Argumentation is not a very well understood aspect of human communication. The word, argumentation, has connotations of being combative, contentious, unpleasant and quarrelsome. It is, however, a way for people to justify their beliefs and behaviours and to influence the thoughts and actions of others. It’s about influence and persuasion, through communication that attempts to motivate others by reasoned judgment.
Argumentation is a daily occurrence - everyone does it. It occurs everywhere, from structured debate to informal encounters, between young and old, friends and family, strangers and colleagues. But it is perhaps becoming a lost art as people increasingly interact with like-minded others who will be inclined only to agree with them. More and more, differences of opinion are seen as unbridgeable … and the advent of social media has brought a new medium of hate speech and personal attack on differing opinions.
The result of this decay in argumentation is that it weakens compromise, deliberation, and mutual understanding. Because of this, it’s important not to confuse destructive quarrels with argumentation. Argumentation is both a product and a process. The messages - both explicit and implicit - are the product, and they can be cast into language, analysed and appraised. Why does this matter? The audience is the ultimate judge of success or failure in argumentation. If the audience is uninterested in being open to effective reasoning which may be contrary to their existing belief, then rationale acceptance of a disparate view is unachievable.
The process of argumentation is to serve as a means of collective judgement and decision-making. Much of what we do and what we believe is uncertain and contingent, yet decisions are still required. Argumentation justifies decisions under conditions of uncertainty.
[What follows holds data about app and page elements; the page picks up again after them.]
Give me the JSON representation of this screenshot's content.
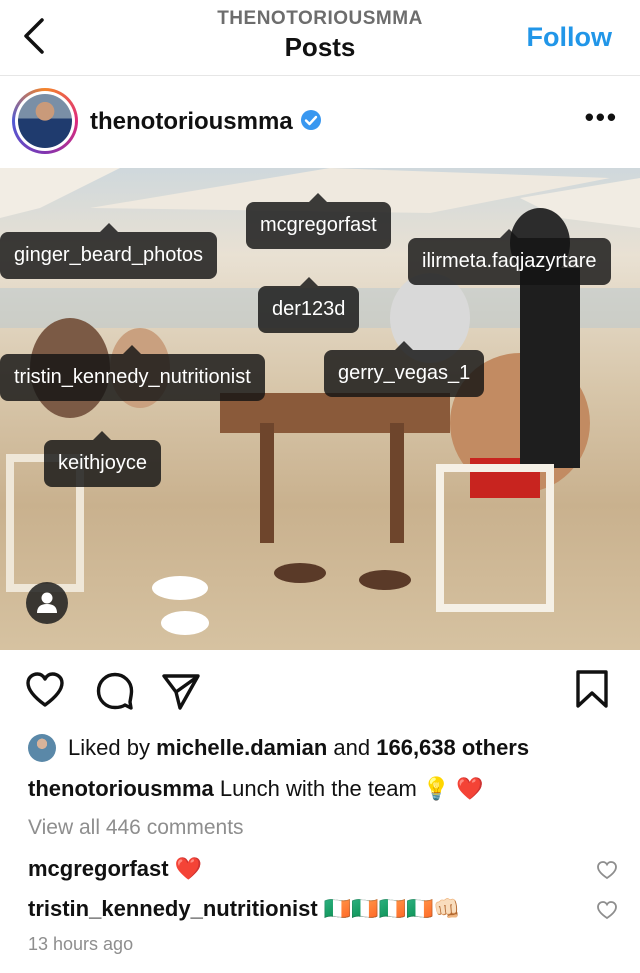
{
  "header": {
    "account": "THENOTORIOUSMMA",
    "title": "Posts",
    "follow_label": "Follow",
    "back_icon": "chevron-left-icon"
  },
  "post": {
    "username": "thenotoriousmma",
    "verified": true,
    "more_icon": "more-horizontal-icon",
    "more_label": "•••",
    "tags": [
      {
        "label": "mcgregorfast"
      },
      {
        "label": "ginger_beard_photos"
      },
      {
        "label": "ilirmeta.faqjazyrtare"
      },
      {
        "label": "der123d"
      },
      {
        "label": "tristin_kennedy_nutritionist"
      },
      {
        "label": "gerry_vegas_1"
      },
      {
        "label": "keithjoyce"
      }
    ],
    "likes": {
      "prefix": "Liked by",
      "user": "michelle.damian",
      "connector": "and",
      "count": "166,638 others"
    },
    "caption": {
      "user": "thenotoriousmma",
      "text": "Lunch with the team 💡 ❤️"
    },
    "view_all_comments": "View all 446 comments",
    "comments": [
      {
        "user": "mcgregorfast",
        "text": "❤️"
      },
      {
        "user": "tristin_kennedy_nutritionist",
        "text": "🇮🇪🇮🇪🇮🇪🇮🇪👊🏻"
      }
    ],
    "timestamp": "13 hours ago"
  },
  "colors": {
    "accent": "#2196e8",
    "verified": "#3897f0",
    "muted": "#8e8e8e"
  }
}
Confident argumentation is a process of analysing ideas, claims, and issues to testing by an audience that is open to differing views and has the ability to cognitively decide based upon evidence placed before them.
About Ric Willmot
Ric Willmot, known as "The Strategist" assists organisations to improve performance, productivity and profit. He is one of those rare people who can call himself a global consultant and trusted adviser to some of the world's leading businesses, governments and institutions, and REALLY mean it!
Ric and his company, Executive Wisdom Consulting Group, help leaders make distinctive, lasting and substantial improvements to the performance of their organisations; partnering with clients to tackle their most difficult issues and serious challenges. Just a few of his active and current clients include; Australian Legal Practice Management Association, CPA Australia and Commonwealth Bank.
Ric Willmot's intent is not just to improve your business, but to build firms which create wisdom and wealth. Ric's background is accounting, financial planning, and organisational psychology. Ric's Private Clients Mentoring Program was created in 2005 and has already had over 200 executives from 12 countries graduate through the 6-month program. Late 2010, Ric's Forums was launched. An international online business forum where people from around the world can come together 24-hours-a-day, 7-days-a-week to discuss strategy, leadership, marketing, technology, best practices, ethics and anything else which presents itself. Within one month, over 100 professionals from 13 countries had bought lifetime membership.
Ric is interviewed and quoted frequently in the media; he writes regular business columns for 4 Australian magazines, 3 Asian magazines and is the feature writer for Svoy Business: Russia's leading corporate magazine with a readership in excess of 55,000.